Casual or part-time?
The Fair Work Act does not contain a definition of what is meant by the expression “casual employee” but the distinction between a casual employee on the one hand and a permanent part time or permanent full time employee can be very important. For example, casual employees do not have access to the unfair dismissal jurisdiction of the Fair Work Commission (by casual service not counting towards the minimum qualifying employment period required to take unfair dismissal proceedings, s.384), nor do they accrue annual or long service leave. The true casual employee is an employee who is offered work as and when the employer has it, and the employee is just as able to decline the offered employment at his or her convenience. In return for the lack of security of regular work, and paid holidays, the casual employee is supposed to be paid a premium, typically some 20% above an hourly rate paid to a part time or full time employee.
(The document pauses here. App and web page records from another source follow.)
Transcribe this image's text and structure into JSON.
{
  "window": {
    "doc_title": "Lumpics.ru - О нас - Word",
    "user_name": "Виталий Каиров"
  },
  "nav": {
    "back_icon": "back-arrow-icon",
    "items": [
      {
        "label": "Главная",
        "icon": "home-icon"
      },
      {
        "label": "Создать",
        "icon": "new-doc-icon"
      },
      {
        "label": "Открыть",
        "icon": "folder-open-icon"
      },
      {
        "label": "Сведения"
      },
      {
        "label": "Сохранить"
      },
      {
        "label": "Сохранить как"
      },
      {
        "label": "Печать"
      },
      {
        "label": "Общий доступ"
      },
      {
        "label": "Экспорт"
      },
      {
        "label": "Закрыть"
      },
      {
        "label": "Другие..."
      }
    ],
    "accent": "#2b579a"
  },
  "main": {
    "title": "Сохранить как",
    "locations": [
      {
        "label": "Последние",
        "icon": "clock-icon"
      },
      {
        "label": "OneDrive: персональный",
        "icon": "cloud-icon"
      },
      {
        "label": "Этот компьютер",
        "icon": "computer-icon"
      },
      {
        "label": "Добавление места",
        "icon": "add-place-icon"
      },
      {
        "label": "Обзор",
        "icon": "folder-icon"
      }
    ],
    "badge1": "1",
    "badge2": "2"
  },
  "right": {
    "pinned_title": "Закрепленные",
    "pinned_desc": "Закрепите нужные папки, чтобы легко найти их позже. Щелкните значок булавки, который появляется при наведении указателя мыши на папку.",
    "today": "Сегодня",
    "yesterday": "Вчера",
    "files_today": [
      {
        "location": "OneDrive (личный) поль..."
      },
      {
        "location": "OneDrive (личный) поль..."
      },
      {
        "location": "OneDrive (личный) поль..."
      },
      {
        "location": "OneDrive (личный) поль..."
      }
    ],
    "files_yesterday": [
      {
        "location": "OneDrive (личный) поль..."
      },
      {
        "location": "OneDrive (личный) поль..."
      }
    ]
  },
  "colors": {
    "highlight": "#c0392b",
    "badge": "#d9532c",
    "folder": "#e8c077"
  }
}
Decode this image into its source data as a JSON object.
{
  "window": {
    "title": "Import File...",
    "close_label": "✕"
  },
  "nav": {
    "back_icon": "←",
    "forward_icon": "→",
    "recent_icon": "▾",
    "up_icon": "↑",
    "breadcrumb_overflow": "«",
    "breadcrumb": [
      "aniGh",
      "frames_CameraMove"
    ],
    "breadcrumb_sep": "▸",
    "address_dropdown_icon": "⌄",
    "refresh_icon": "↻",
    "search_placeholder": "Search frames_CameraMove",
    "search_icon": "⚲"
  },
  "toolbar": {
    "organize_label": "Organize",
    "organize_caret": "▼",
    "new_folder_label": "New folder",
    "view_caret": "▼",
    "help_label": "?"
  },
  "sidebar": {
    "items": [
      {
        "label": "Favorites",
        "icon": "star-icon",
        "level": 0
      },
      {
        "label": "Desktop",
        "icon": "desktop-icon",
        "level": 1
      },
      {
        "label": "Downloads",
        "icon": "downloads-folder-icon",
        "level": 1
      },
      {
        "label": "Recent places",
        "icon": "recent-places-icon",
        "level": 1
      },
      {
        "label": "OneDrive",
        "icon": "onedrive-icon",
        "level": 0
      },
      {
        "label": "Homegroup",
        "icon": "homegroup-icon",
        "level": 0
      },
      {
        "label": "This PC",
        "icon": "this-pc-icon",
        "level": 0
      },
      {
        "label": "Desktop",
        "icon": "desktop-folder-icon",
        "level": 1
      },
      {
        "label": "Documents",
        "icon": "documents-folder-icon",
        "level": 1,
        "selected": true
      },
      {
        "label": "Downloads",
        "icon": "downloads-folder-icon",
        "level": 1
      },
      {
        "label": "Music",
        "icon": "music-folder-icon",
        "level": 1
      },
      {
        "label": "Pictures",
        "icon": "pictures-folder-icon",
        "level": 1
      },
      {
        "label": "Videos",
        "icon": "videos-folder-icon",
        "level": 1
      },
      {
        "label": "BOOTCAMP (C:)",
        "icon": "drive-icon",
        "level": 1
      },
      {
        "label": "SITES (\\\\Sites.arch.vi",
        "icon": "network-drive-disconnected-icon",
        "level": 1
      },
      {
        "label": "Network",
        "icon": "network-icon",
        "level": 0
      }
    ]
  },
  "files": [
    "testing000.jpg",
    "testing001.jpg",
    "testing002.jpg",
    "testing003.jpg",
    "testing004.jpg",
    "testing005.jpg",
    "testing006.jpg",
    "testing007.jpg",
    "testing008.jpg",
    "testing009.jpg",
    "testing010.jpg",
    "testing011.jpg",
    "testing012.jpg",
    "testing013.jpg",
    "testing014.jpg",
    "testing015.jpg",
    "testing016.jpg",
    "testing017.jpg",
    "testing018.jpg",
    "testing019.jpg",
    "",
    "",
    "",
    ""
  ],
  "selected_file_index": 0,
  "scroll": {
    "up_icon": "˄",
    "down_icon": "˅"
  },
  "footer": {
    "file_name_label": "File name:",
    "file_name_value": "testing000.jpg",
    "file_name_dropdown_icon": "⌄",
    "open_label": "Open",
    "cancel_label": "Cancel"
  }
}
All this is of course very trite, but in reality the overwhelming number of casual employees are not free to decline the offer of work when it suits them, and employers come to expect many casual employees to work a fixed and systemic range of hours.
What are the tests to apply when determining whether an employee is a casual in the eyes of the law or a full time or part-time employee? Some of the tests expounded by the tribunals and courts are (a) whether there is a mutual expectation of continued employment, (b) whether the employee’s hours of work are determined in advance, (c) whether there is a set starting and finishing time, (d) whether the employee is required to give notice when taking leave of absence, (e) whether the employee works a constant spread of hours; and (f) the employee’s length of service and the regularity of payment of wages.